No doubt you will recall that powerfully scene from Gone With the Wind where Scarlett is standing alone out in the field with her fist raised to the heavens and she says: "As God is my witness, they are not going to lick me. I'm going to live through this and when it is over, I'll never be hungry again. . . If I have to lie, steal, cheat or kill, as God is my witness, I'll never be hungry again." With the glow of the setting sun over Tara behind her, Scarlett called upon the God of heaven to witness her resolve to do whatever it took so as never ever again to be reduced to subsisting on raw uncooked turnips.

"As God is my witness" - it's a phrase that crops up quite often, isn't it. Mr. Carlson (of WKRP in Cincinnati fame) is remembered for his statement: "As God is my witness, I thought turkeys could fly." Kenny Rogers wrote and sang a love song containing the following lyrics: "As God is my witness, I'll give you all my love." Job cried out before his tormenting friends his firm conviction: "my witness is in heaven." And the list goes on and on - people and circumstances whereupon individuals have called upon God to serve as witness to their actions, their promises, their intentions. No doubt you, too, have done the same at one time or another.

The fact is that the Scriptures make it clear to us that God indeed is witness to all that we do and say and promise even without our asking it of Him. From His throne in glory, He sees all. Nothing is hidden from His eyes. The great Searcher of the hearts of men is fully aware of every aspect of our lives. He knows our thoughts from afar and takes note of our broken promises and unfulfilled vows as well as those we keep. And so it is crucial that we bear this in mind as we come to this text where the Apostle Paul issues a charge to Timothy, reminding him that his response will have witnesses - two, to be precise - God, the Father and Christ Jesus, the Son.

First of all, let us look at the charge itself. Paul admonishes young Timothy to take seriously his responsibility, before God, "to keep the commandment." Now you may ask, which specific commandment did Paul have in mind here? The answer quite simply is all of them! His choice of the singular, as against the plural, was intentional. He wanted Timothy to be aware of the wholeness of God's commands as well as the singularly important summation of those commands - to love God and neighbor. But you ask: 'Didn't Christ save us from the Law? Didn't He set us free? Are we not now under grace and not the Law?' And, of course, the answer to all these questions is 'Yes!' But still, even under grace, we are bound unto faithfulness to Christ and His teachings.

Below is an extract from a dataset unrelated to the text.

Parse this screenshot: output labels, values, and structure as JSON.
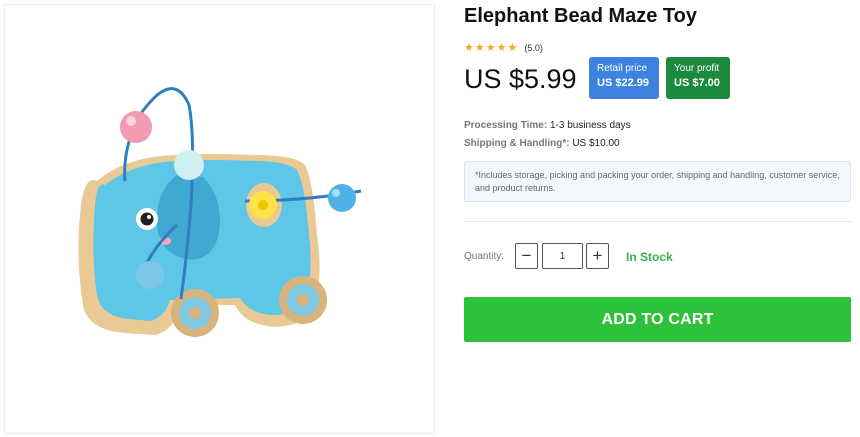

Even as (and especially as) Christians, saved by grace, we stand duty bound to our thankful obligation of conducting ourselves and managing our affairs so as to bring glory to our God and King.

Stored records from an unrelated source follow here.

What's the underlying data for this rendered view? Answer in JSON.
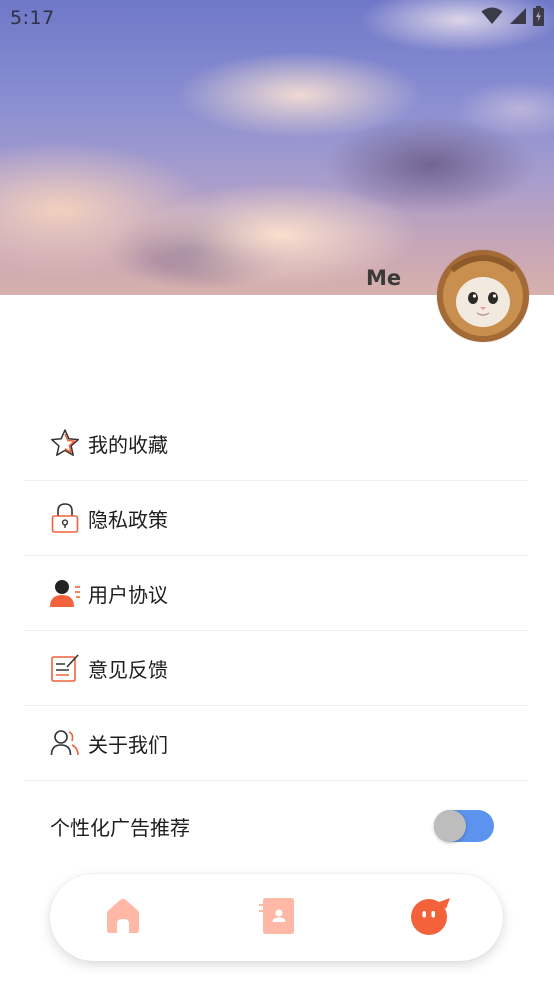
{
  "status_bar": {
    "time": "5:17",
    "icons": [
      "wifi-icon",
      "cellular-signal-icon",
      "battery-icon"
    ]
  },
  "profile": {
    "name": "Me",
    "avatar": "kitten-in-lion-hat-avatar"
  },
  "menu": {
    "items": [
      {
        "label": "我的收藏",
        "icon": "star-icon"
      },
      {
        "label": "隐私政策",
        "icon": "lock-icon"
      },
      {
        "label": "用户协议",
        "icon": "user-agreement-icon"
      },
      {
        "label": "意见反馈",
        "icon": "feedback-edit-icon"
      },
      {
        "label": "关于我们",
        "icon": "about-us-icon"
      }
    ]
  },
  "ads_setting": {
    "label": "个性化广告推荐",
    "enabled": true
  },
  "bottom_nav": {
    "items": [
      {
        "icon": "home-icon",
        "active": false
      },
      {
        "icon": "contacts-icon",
        "active": false
      },
      {
        "icon": "profile-mascot-icon",
        "active": true
      }
    ]
  },
  "colors": {
    "accent": "#f3623a",
    "accent_light": "#ffb7a6",
    "toggle_on": "#5b93ee",
    "text": "#1e1e1e"
  }
}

Additionally, Paul sheds more light upon his meaning as he tells Timothy to keep the commandment "unstained and free from reproach." It is clear that he is speaking of the Moral Law of God which remains valid for the believer as God, in Christ, has called each of us unto godliness and holy living. In the cover of one of my Bibles I have written down something I heard a long time ago: "Character is what you are when no one is looking." The fact is, there is always One who is looking, right? And not only does God look upon us, but He works within us, by His Spirit, to will and to do His good pleasure, recreating us and sanctifying us and calling us to holy living in thankful response to His grace.

This is your charge too! God Himself is a witness, along with Christ Jesus, your Savior, -- witnesses not only to the charge being issued but also to the working out of our response as God enables us to live for Him, looking in faith for the Day when our Savior will return. Our Christian freedom must never be interpreted by us as a pass to live in whatever manner we might choose. We are not at liberty to pick and choose the areas where we will offer God token obedience while reserving other parts of our existence for self. A façade of religiosity is never acceptable to God and should never be tolerated by us. Rather, to the God who sees all and knows all and demands all - it is our clear duty (and special privilege) to offer all to Him.

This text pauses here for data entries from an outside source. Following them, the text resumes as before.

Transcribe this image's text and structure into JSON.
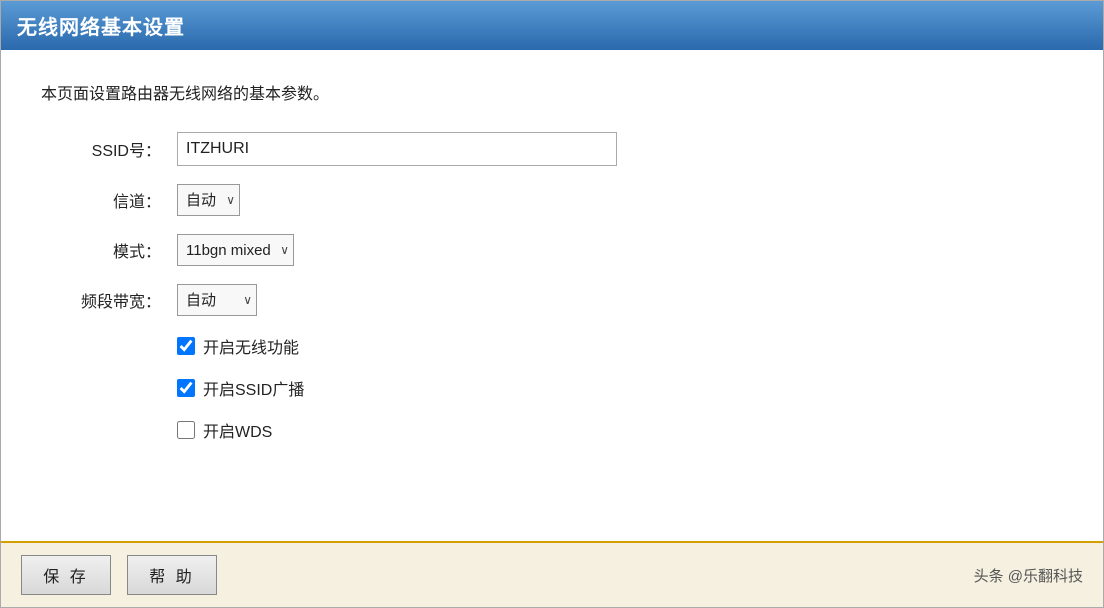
{
  "window": {
    "title": "无线网络基本设置"
  },
  "content": {
    "description": "本页面设置路由器无线网络的基本参数。"
  },
  "form": {
    "ssid_label": "SSID号：",
    "ssid_value": "ITZHURI",
    "channel_label": "信道：",
    "channel_options": [
      "自动"
    ],
    "channel_selected": "自动",
    "mode_label": "模式：",
    "mode_options": [
      "11bgn mixed"
    ],
    "mode_selected": "11bgn mixed",
    "bandwidth_label": "频段带宽：",
    "bandwidth_options": [
      "自动"
    ],
    "bandwidth_selected": "自动",
    "checkbox_wireless_label": "开启无线功能",
    "checkbox_wireless_checked": true,
    "checkbox_ssid_label": "开启SSID广播",
    "checkbox_ssid_checked": true,
    "checkbox_wds_label": "开启WDS",
    "checkbox_wds_checked": false
  },
  "footer": {
    "save_label": "保 存",
    "help_label": "帮 助",
    "watermark_text": "头条 @乐翻科技"
  }
}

I love the entirety of the Hymn, All For Jesus, but the second stanza is of particular interest here in light of today's discussion, for in that second verse, as believers, we pledge ourselves to God as follows: "Let my hands perform His bidding, let my feet run in His ways; let my eyes see Jesus only, let my lips speak forth His praise." What a noble endeavor! To live for Jesus - totally - 24/7 -- giving Him our ALL! May this be the commitment that God witnesses in you and in me. By His grace, may the great Reformation Sola be fulfilled in us today and every day: Soli Deo Gloria! 'May God only be glorified' - in all that we are, by all that we have, in all that we do!

The Rev. Donald Caviness is pastor of First Presbyterian Church in Philadelphia, MS.